To do: All the data below needs to be retyped exactly as shown.

Provided material:

BEGIN

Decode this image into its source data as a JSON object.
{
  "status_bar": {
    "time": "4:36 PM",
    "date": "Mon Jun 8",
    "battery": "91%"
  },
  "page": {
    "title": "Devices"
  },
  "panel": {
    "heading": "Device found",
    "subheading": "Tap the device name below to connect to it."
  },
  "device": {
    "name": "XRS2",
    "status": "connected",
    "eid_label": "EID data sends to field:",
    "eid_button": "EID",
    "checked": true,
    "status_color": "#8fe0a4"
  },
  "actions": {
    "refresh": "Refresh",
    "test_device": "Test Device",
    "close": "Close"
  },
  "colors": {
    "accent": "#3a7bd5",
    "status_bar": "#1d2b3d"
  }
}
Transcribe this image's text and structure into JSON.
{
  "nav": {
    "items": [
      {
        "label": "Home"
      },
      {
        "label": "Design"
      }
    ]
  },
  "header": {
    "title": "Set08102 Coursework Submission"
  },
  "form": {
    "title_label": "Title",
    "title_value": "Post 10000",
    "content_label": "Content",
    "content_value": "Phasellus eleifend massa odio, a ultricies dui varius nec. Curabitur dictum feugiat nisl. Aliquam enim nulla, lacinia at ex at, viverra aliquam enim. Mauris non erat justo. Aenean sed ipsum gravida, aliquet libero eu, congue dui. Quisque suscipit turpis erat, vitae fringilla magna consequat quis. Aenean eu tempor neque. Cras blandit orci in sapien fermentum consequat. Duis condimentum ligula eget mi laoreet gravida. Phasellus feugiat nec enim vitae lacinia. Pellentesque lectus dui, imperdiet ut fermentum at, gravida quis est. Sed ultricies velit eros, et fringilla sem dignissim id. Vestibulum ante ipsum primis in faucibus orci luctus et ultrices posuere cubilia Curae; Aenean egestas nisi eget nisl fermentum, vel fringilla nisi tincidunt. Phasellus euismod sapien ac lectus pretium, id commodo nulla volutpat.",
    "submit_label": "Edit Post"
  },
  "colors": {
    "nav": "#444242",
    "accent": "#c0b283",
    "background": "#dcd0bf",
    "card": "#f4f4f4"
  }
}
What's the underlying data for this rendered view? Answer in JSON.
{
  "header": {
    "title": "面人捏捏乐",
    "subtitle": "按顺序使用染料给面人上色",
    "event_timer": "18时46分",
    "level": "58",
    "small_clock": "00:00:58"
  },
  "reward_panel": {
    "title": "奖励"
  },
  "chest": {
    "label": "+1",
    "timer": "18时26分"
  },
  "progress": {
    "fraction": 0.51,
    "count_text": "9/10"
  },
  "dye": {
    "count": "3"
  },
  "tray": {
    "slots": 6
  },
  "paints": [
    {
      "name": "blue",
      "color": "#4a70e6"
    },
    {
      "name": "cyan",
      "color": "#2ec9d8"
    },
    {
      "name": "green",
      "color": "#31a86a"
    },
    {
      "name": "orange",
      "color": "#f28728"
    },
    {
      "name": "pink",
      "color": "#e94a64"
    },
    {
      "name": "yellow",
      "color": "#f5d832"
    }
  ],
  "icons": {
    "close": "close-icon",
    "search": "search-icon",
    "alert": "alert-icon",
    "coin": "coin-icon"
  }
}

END

Solution for this problem:
Decode this image into its source data as a JSON object.
{
  "status_bar": {
    "time": "4:36 PM",
    "date": "Mon Jun 8",
    "battery": "91%"
  },
  "page": {
    "title": "Devices"
  },
  "panel": {
    "heading": "Device found",
    "subheading": "Tap the device name below to connect to it."
  },
  "device": {
    "name": "XRS2",
    "status": "connected",
    "eid_label": "EID data sends to field:",
    "eid_button": "EID",
    "checked": true,
    "status_color": "#8fe0a4"
  },
  "actions": {
    "refresh": "Refresh",
    "test_device": "Test Device",
    "close": "Close"
  },
  "colors": {
    "accent": "#3a7bd5",
    "status_bar": "#1d2b3d"
  }
}
Transcribe this image's text and structure into JSON.
{
  "nav": {
    "items": [
      {
        "label": "Home"
      },
      {
        "label": "Design"
      }
    ]
  },
  "header": {
    "title": "Set08102 Coursework Submission"
  },
  "form": {
    "title_label": "Title",
    "title_value": "Post 10000",
    "content_label": "Content",
    "content_value": "Phasellus eleifend massa odio, a ultricies dui varius nec. Curabitur dictum feugiat nisl. Aliquam enim nulla, lacinia at ex at, viverra aliquam enim. Mauris non erat justo. Aenean sed ipsum gravida, aliquet libero eu, congue dui. Quisque suscipit turpis erat, vitae fringilla magna consequat quis. Aenean eu tempor neque. Cras blandit orci in sapien fermentum consequat. Duis condimentum ligula eget mi laoreet gravida. Phasellus feugiat nec enim vitae lacinia. Pellentesque lectus dui, imperdiet ut fermentum at, gravida quis est. Sed ultricies velit eros, et fringilla sem dignissim id. Vestibulum ante ipsum primis in faucibus orci luctus et ultrices posuere cubilia Curae; Aenean egestas nisi eget nisl fermentum, vel fringilla nisi tincidunt. Phasellus euismod sapien ac lectus pretium, id commodo nulla volutpat.",
    "submit_label": "Edit Post"
  },
  "colors": {
    "nav": "#444242",
    "accent": "#c0b283",
    "background": "#dcd0bf",
    "card": "#f4f4f4"
  }
}
What's the underlying data for this rendered view? Answer in JSON.
{
  "header": {
    "title": "面人捏捏乐",
    "subtitle": "按顺序使用染料给面人上色",
    "event_timer": "18时46分",
    "level": "58",
    "small_clock": "00:00:58"
  },
  "reward_panel": {
    "title": "奖励"
  },
  "chest": {
    "label": "+1",
    "timer": "18时26分"
  },
  "progress": {
    "fraction": 0.51,
    "count_text": "9/10"
  },
  "dye": {
    "count": "3"
  },
  "tray": {
    "slots": 6
  },
  "paints": [
    {
      "name": "blue",
      "color": "#4a70e6"
    },
    {
      "name": "cyan",
      "color": "#2ec9d8"
    },
    {
      "name": "green",
      "color": "#31a86a"
    },
    {
      "name": "orange",
      "color": "#f28728"
    },
    {
      "name": "pink",
      "color": "#e94a64"
    },
    {
      "name": "yellow",
      "color": "#f5d832"
    }
  ],
  "icons": {
    "close": "close-icon",
    "search": "search-icon",
    "alert": "alert-icon",
    "coin": "coin-icon"
  }
}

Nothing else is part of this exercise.